Understanding the characteristics of the homeless, as well as the factors that cause people to lose shelter are essential in providing help to this population. In review, there are many myths about homeless people that give false impressions as to what causes individuals and families to end up on the streets. There are both individual and structural factors that cause homelessness. The emphasis of this research was how individual and structural causes combine.
This research includes new perspectives on the causes of homelessness. For instance, in trying to define the causes of homelessness, researchers have polarized the arguments to pit one theory against the other. Yet, in order to obtain a complete picture of the causes of homelessness and the interactions of each factor, it is necessary to combine these two theories. For this reason, I chose to combine the structural and individual factors.
In addition, this research also brings up a new point of view about aid given to the homeless. Help given to the poor is usually not something that is listed among the causes of homelessness. It is usually discussed as a separate issue that occurs after the person(s) is/are homeless. However, I have shown that inefficiencies within the current system of aid can be considered a structural cause of homelessness.
The new information presented in this research will hopefully be used for the planning of new ways of giving aid to the homeless and those at risk of becoming homeless. By identifying the causes of homelessness, and how the individual and structural factors interact, it is possible to construct a program of aid that focuses on the root causes of the problem. The ultimate goal is to eliminate homelessness altogether.
- Elliot, Marta and Lauren J. Krivo. 1991. “Structural Determinants of Homelessness in the United States.” Social Problems 38:113-131.
- Global Village or Global Pillage? Video produced by the Preamble Center World Economy Project (www.preamble.org).
- “Housing Options.” National Law Center on Homelessness and Poverty. http://www.nlchp.org/housing.htm (March 28, 2000).
- MacLeod, Jay. 1995. Ain’t No Makin’ It. Boulder, CO: Westview Press.
- McChesney, Kay Young. 1995. “A Review of the Empirical Literature on Contemporary Urban Homeless Families.” The Social Service Review 69:429-460. “Myths and Facts about Homelessness.” National Law Center on Homelessness and Poverty. http://www.nlchp.org/myths.htm (March 29, 2000).
- Schofield, Rosalie Faulkner. 1999. “New Poverty: Families in Postmodern Society.” Child & Adolescent Social Work Journal 16:67-71.
- Takahashi, Lois M. 1996. “A Decade of Understanding Homelessness in the USA: From Characterization to Representation.” Progress in Human Geography 20:291-310.

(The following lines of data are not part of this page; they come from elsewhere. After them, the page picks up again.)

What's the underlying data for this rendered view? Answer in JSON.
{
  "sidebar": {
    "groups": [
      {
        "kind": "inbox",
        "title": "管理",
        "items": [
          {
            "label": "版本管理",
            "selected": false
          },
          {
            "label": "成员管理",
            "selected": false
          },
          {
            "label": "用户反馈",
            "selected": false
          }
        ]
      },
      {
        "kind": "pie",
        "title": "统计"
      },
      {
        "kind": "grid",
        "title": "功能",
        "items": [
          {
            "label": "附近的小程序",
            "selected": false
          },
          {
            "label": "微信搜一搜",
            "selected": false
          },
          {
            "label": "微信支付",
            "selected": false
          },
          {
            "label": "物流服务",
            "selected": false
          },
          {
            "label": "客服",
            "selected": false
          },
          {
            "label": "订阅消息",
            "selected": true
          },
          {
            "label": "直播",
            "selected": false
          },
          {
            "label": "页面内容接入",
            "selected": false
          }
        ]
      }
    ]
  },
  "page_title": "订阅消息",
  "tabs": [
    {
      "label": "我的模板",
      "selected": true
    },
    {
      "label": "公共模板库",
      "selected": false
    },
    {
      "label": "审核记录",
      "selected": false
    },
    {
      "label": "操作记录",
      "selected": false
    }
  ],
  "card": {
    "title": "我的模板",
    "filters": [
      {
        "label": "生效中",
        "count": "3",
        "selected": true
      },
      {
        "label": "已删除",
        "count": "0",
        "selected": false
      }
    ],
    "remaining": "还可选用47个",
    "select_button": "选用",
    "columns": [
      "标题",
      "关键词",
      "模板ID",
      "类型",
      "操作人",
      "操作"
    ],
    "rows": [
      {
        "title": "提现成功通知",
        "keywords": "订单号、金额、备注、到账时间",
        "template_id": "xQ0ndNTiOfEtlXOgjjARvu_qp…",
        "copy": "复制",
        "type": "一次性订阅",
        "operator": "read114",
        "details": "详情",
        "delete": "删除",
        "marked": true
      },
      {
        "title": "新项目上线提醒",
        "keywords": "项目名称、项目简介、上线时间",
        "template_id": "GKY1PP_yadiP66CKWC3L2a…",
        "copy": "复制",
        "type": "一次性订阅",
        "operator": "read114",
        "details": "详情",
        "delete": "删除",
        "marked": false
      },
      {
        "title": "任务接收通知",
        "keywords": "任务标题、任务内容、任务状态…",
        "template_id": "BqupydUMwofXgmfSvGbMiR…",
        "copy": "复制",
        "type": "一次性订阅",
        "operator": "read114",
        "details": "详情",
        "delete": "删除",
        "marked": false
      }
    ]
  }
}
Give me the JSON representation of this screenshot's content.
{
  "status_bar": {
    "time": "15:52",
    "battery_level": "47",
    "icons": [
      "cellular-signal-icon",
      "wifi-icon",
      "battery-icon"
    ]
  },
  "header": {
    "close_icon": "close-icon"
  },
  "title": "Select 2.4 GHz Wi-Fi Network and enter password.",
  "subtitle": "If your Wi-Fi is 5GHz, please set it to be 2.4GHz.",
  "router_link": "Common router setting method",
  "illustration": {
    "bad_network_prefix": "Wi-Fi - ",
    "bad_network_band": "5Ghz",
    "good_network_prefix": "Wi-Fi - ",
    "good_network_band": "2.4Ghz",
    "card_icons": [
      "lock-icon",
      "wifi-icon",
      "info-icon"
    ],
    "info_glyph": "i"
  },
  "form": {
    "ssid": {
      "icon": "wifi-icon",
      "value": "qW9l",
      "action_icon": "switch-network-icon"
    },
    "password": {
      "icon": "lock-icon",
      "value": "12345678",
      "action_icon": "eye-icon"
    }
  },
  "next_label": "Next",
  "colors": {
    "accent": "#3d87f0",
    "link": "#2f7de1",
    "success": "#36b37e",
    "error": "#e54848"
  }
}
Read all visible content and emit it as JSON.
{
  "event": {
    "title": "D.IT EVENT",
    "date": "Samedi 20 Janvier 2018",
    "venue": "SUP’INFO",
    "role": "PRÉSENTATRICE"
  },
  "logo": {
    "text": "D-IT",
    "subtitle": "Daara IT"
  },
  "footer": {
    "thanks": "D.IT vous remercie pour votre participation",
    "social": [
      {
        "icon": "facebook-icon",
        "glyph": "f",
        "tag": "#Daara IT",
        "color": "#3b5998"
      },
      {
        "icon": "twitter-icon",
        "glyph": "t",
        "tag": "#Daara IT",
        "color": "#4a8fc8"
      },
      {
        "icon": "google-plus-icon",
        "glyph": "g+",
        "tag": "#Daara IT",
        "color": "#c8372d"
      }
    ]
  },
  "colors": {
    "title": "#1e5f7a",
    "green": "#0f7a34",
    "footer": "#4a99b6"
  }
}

- Weinreb, Linda and John C. Buckner. 1993. “Homeless Families: Program Responses and Public Policies.” American Journal of Orthopsychiatry 63:400-409.